It's a nerd's dream, and makes you wonder why Traveller's Tales didn't just go the whole way with one big superhero collaboration spread over various mid-sized hubs. This instead is Batman's tale, the heroes eclectic but the villains fresh from Arkham Asylum, each giving good in boss fights (Harley's and Killer Croc's are highlights).
The real triumph here, though, is the care, the attention to detail. The visuals are surprisingly sharp, motion blur, depth of field and dynamic shadows giving this a near photorealistic sense of place. One level sees hundreds of Gotham citizens fleeing Two-Face across reflective marble floors. Batman's cape even has cloth physics.
The audio too merits praise. Expressive mimes of past entries, previously limited to grunts and slapstick, are given vocal chords for the first time ever. Bioshock Infinite's Booker DeWitt, Troy Baker, voices Batman (he did Two-Face in Arkham City), and the DC Animated Universe's Clancy Brown reprises his role as Lex Luthor, while John DiMaggio, Jennifer Hale and Claudia Black swell an impressive cast.

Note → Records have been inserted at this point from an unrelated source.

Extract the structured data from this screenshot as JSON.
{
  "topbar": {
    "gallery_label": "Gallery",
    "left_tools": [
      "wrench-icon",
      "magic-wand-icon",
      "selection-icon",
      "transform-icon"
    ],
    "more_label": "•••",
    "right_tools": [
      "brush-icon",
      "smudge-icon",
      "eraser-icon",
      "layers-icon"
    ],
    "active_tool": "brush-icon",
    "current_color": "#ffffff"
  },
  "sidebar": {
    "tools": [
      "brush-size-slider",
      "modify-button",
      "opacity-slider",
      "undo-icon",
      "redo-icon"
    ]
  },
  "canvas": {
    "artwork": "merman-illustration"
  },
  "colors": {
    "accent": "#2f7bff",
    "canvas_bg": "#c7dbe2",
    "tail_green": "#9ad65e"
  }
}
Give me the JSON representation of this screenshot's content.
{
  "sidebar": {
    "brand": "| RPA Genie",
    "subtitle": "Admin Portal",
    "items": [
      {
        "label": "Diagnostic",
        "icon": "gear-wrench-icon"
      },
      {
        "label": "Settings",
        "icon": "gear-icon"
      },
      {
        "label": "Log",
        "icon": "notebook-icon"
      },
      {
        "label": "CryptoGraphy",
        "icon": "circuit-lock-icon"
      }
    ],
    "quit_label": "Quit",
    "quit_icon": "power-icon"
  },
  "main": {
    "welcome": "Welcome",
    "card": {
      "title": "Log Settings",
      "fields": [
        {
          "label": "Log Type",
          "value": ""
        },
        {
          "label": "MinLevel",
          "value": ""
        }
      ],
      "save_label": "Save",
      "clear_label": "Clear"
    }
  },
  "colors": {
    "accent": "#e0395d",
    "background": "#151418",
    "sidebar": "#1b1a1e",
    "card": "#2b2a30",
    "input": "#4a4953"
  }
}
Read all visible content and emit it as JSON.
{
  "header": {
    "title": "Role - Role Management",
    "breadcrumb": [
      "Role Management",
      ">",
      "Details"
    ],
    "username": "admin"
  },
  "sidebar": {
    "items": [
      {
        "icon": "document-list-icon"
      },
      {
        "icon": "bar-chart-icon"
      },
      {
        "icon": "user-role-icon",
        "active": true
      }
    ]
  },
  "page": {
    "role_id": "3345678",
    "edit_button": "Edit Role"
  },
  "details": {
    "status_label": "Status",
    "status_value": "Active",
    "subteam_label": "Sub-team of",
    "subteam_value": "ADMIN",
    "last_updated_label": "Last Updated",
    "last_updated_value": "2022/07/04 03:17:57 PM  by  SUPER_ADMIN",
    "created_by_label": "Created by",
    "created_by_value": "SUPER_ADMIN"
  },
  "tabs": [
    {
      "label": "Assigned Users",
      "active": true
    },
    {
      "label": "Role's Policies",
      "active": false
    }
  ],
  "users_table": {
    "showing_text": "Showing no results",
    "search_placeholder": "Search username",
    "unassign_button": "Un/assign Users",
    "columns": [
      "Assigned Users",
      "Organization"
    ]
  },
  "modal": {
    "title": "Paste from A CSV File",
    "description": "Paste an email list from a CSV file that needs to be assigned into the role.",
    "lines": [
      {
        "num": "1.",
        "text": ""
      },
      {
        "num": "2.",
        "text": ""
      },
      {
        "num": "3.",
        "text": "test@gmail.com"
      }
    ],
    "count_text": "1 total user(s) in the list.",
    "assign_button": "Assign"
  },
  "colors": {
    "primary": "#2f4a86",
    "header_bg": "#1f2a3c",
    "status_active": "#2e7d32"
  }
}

All this over a score mixing Danny Elfman's 1989 theme with original music.
In the end, then, it's a Lego game as you've come to expect - not deep, demanding or particularly complex, but applying charm with Kryptonite effectiveness through dozens of fully playable, fully voiced superheroes and a puzzle-packed open world.